DESCRIPTION OF THE TASK
Using the entries that follow, report the number of lines that include the string "subtitle", without any other text.

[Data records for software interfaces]
►

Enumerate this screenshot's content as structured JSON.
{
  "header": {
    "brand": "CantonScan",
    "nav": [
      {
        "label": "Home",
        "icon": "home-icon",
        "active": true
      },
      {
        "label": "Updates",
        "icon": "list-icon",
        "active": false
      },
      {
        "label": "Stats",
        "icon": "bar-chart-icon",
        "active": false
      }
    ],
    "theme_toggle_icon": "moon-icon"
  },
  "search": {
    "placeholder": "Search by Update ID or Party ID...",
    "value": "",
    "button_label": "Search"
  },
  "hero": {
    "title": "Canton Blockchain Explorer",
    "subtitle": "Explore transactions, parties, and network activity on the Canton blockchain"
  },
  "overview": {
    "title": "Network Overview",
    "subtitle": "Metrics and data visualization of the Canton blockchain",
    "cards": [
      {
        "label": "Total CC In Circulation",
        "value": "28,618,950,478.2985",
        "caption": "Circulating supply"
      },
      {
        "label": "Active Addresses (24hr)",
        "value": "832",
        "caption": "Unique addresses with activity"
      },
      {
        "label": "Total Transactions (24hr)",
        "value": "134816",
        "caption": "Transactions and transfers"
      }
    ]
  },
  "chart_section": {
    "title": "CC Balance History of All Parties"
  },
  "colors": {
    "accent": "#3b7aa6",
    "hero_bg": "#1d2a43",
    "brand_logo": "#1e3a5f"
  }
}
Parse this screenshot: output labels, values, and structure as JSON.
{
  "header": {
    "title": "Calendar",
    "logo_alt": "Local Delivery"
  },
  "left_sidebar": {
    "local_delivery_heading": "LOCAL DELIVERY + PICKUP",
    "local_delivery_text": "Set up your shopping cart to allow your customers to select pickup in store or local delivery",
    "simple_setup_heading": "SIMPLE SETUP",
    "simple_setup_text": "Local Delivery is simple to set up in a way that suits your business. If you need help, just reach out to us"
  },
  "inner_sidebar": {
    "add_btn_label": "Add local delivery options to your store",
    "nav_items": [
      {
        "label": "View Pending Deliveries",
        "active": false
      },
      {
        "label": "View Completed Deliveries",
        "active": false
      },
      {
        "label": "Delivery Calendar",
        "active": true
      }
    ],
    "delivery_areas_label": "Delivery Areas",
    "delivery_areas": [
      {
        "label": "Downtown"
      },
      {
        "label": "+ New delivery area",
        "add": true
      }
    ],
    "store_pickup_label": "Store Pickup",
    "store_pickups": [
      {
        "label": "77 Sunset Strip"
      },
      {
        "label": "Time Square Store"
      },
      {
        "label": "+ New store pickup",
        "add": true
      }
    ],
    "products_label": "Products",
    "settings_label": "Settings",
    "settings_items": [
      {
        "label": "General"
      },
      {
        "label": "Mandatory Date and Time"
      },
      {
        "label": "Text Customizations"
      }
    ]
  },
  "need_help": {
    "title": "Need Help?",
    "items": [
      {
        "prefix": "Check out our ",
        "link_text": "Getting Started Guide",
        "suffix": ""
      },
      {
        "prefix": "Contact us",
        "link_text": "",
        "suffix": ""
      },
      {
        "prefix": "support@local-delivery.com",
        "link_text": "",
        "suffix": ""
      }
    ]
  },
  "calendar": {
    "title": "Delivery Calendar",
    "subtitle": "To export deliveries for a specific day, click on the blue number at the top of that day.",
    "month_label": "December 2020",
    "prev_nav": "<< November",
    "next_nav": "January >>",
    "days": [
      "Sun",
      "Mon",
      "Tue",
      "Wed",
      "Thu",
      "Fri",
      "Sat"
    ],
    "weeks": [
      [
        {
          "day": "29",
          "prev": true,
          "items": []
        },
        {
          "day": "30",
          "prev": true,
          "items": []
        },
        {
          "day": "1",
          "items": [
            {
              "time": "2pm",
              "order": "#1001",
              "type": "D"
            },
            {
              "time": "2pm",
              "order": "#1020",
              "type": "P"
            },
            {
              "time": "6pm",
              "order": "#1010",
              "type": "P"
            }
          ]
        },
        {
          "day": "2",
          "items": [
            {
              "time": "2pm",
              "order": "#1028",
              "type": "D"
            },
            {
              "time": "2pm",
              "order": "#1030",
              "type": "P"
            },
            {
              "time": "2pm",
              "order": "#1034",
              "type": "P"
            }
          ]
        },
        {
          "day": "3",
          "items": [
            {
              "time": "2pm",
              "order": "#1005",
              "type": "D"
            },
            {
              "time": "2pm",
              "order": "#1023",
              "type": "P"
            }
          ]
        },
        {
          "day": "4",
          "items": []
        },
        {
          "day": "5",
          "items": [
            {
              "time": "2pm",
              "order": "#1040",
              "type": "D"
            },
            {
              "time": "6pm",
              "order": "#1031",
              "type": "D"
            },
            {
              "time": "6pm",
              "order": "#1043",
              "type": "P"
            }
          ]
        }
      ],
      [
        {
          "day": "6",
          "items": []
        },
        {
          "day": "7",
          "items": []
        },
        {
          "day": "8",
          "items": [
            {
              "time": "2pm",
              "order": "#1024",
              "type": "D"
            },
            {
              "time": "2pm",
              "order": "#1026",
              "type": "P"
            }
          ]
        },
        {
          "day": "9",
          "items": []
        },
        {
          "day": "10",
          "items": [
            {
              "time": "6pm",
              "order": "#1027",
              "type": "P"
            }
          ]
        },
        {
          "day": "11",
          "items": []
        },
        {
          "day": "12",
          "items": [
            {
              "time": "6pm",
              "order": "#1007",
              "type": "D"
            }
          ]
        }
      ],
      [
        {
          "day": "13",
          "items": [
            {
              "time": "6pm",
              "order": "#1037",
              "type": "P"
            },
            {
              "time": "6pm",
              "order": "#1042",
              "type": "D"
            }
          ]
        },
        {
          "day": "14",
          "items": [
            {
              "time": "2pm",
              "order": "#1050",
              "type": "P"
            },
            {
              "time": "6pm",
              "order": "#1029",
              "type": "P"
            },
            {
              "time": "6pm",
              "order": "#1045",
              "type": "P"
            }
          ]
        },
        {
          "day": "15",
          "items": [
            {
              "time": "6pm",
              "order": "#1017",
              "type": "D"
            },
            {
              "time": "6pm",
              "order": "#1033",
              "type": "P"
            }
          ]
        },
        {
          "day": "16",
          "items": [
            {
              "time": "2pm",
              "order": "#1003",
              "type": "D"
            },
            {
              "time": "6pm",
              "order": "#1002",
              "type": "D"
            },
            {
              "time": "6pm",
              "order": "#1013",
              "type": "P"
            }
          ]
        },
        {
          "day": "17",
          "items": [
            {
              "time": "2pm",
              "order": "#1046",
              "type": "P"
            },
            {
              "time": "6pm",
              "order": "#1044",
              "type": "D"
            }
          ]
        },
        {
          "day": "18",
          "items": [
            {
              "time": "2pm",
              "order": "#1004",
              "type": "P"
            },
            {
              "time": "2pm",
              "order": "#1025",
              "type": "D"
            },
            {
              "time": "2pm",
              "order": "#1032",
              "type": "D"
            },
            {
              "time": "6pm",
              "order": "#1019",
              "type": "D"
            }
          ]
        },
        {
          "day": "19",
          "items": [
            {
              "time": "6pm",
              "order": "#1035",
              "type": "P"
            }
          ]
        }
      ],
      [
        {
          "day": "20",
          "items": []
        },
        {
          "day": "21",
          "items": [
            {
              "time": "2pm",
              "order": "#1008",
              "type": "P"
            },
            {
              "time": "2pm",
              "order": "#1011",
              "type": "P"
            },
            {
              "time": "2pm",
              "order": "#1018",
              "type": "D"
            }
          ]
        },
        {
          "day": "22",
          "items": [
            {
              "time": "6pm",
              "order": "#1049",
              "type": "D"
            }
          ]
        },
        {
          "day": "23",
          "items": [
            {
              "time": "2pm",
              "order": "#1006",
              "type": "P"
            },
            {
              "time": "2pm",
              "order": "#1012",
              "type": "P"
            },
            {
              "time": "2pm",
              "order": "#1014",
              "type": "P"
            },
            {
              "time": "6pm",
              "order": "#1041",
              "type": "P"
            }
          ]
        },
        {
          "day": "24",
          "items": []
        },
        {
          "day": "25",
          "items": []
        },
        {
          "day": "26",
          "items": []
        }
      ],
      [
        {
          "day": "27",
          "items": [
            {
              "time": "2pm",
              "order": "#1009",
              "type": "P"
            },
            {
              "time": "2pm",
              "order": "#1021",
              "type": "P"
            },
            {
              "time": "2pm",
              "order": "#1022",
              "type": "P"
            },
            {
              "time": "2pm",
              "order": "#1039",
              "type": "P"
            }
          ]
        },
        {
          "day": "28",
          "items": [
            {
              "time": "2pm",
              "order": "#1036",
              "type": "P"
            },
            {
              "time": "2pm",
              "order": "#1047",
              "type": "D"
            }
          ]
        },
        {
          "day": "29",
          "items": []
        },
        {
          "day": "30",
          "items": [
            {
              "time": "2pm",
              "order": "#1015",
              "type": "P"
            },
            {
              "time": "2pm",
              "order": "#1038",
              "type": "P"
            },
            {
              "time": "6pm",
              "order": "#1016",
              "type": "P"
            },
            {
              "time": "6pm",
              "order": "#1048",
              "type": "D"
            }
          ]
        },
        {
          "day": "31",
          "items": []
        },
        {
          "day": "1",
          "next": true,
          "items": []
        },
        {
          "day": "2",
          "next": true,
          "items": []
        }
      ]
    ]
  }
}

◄

TASK SOLUTION
3